    redirect_to discussion, notice: "Unsubscribed."
  end

  private

  def discussion
    @_discussion ||= Discussion.find params[:discussion_id]
  end
end

Let’s analyze our final solution. We have factored out the domain logic into separate abstractions. Now the controller does not execute any business logic directly. Each controller action delegates to a service object to do the heavy lifting for it. Each action makes one call to one abstraction which is better than having a single abstraction doing two things - subscribing and unsubscribing. The abstractions are black boxes. The controller is completely ignorant of their behavior and collaborators. The controller does not know how to do stuff. It only knows what needs to be done and where to go after it’s done. We have decoupled our application logic from the transport flow. But not only that, we have decoupled all of our objects from each other and placed each responsibility into its own abstraction. Now all classes can change internally without affecting other places of our code. You will rarely need to change the controller code because all the business logic is isolated out of it into the right components. That logic can now be easily tested without the whole HTTP layer.

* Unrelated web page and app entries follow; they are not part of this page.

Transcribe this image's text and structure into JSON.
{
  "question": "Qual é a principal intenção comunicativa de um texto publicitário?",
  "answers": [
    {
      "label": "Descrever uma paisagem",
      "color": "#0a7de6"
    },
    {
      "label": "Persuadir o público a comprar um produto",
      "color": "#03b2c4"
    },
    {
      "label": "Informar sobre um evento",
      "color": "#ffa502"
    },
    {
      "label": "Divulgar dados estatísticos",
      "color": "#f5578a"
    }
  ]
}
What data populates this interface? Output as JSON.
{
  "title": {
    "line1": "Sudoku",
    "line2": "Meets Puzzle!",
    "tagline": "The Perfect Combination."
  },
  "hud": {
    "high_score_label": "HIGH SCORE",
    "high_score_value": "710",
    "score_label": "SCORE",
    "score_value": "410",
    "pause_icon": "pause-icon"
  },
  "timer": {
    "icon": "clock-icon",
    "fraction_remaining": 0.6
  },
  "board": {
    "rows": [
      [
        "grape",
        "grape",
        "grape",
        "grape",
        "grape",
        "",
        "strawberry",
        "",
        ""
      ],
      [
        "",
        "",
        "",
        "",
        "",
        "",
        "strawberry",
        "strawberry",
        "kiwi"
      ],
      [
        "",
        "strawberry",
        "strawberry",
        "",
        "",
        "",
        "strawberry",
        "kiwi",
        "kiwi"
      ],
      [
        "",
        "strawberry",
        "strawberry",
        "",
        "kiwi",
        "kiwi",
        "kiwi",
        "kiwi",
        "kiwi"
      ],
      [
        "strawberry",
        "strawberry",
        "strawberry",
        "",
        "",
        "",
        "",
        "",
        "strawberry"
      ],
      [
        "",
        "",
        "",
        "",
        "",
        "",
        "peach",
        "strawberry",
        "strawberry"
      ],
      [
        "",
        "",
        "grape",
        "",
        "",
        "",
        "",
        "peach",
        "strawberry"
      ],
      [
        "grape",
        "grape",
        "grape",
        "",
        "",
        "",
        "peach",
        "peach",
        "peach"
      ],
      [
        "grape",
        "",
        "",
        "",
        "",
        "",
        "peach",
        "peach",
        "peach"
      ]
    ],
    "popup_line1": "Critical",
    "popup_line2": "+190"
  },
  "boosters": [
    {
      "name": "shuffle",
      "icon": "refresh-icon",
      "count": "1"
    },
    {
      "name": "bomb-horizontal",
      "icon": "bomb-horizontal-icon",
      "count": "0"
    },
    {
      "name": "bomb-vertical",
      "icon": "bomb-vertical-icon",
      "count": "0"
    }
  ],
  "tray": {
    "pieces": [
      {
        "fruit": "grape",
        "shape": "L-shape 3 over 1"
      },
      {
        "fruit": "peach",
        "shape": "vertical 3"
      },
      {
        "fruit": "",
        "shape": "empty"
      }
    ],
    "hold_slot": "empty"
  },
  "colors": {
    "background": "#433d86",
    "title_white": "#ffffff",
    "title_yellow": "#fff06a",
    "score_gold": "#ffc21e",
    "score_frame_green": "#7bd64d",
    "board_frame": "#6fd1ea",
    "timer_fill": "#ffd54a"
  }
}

But Original Code Was Shorter

If I got a penny every time I hear that out, I would have become a billionaire by now. You will always get that call from at least one person within your team. It is the inevitable doom. My answer to that was and will always be the same:

If you only gonna have one job ever in your life then protected it by all means. Even by writing spaghetti code that no one else will be able to extend or maintain. But if you want the project to be a success then start writing clean code that you can easily change. Working with well-factored abstractions that are intuitive and easy to use is so much fun. Do not resist it - just learn to love it. You will do a great favor to your future self and your team when the project grows bigger.

Now we can call it a day. Thank you for bearing with me up to now. I really hope you have learned something new or refreshed something old. Right on time to go grab those beers!

References